I am a specialist in Georgian Interiors. My guiding principle is to create elegant interiors that complement both the property and the client -timeless and yet fit for modern living.
2) When starting a new project, what is your creative process?
Understanding the property and its history. We use a style finder tool we have developed that enables us to establish the clients style preferences within the Georgian aesthetic.
3) Out of the creative people you have worked with, who is it that you respect and admire the most?
Tim Gosling. Incredible furniture designer who understands the principles set out in classical architecture. He’s one of the most creative people I know and his knowledge of the history of interiors is phenomenal. I also admire Russell Sage. He designed rooms at The Goring Hotel, where Kate and Will spent their honeymoon night and the Queen has a family Christmas lunch each year, and the Georgian Zetter Townhouse in London.
4) When looking for inspiration is there a particular thing you do to get inspired?
The property itself is what inspires me. Once I have viewed a space and met the clients my head fills with ideas. Some of which take form and others that never see the light of day.
5) What has brought you to this point in your career? And what is your advice for people looking to follow in your footsteps?

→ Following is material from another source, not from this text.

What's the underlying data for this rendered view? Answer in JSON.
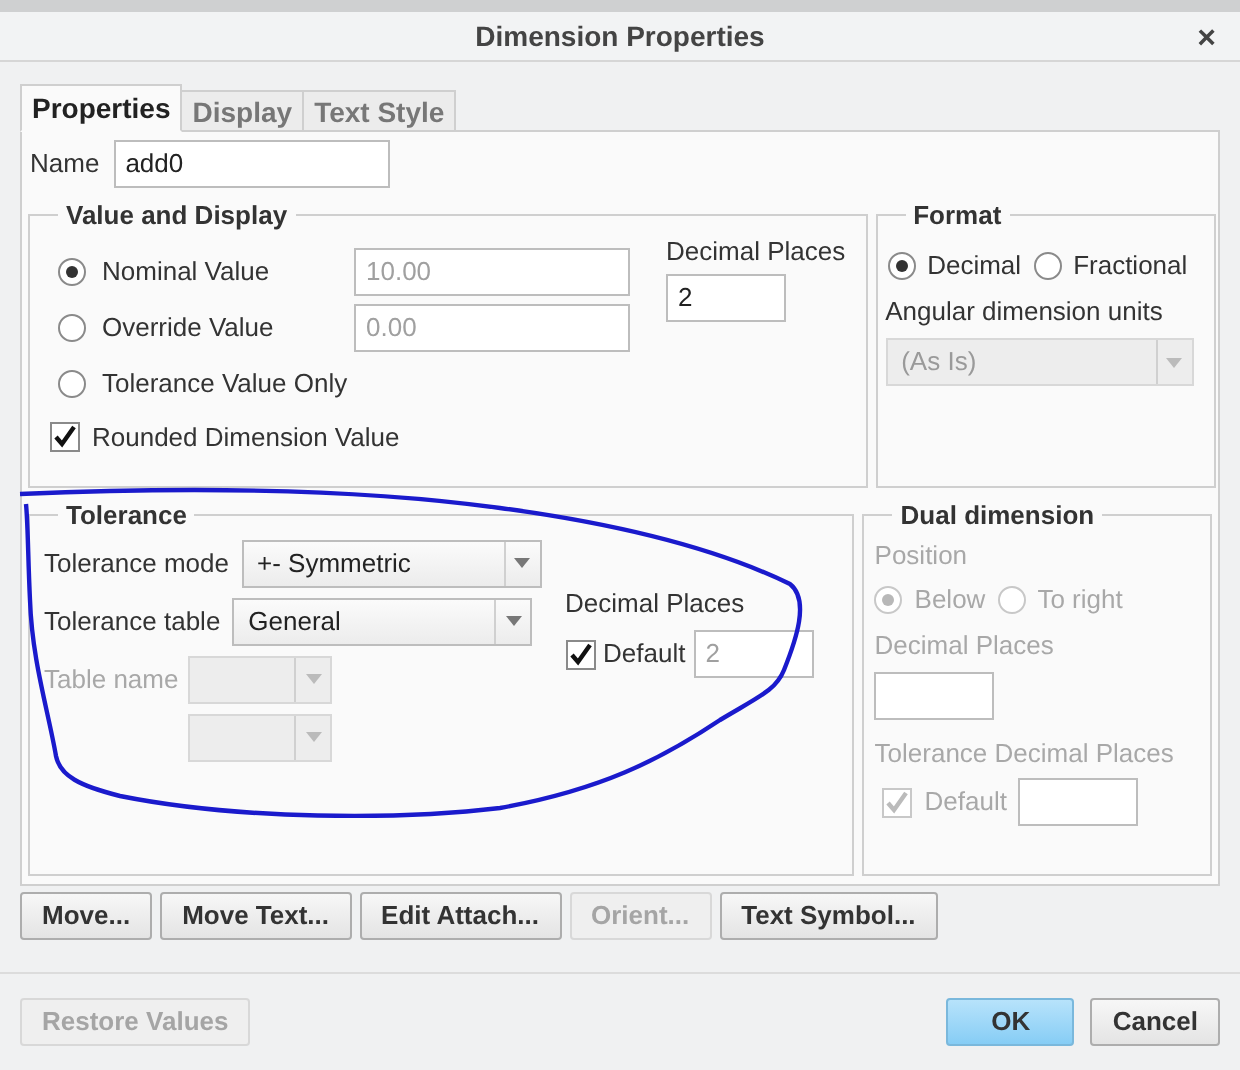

I started out in marketing and branding. However, my father is a talented architect and whilst I had never wanted to be an architect I began to recognise that I respond to architecture. I wanted to create tangible, colourful environments for people to appreciate and enjoy. Re-evaluate your life every decade and never think you can’t make the leap.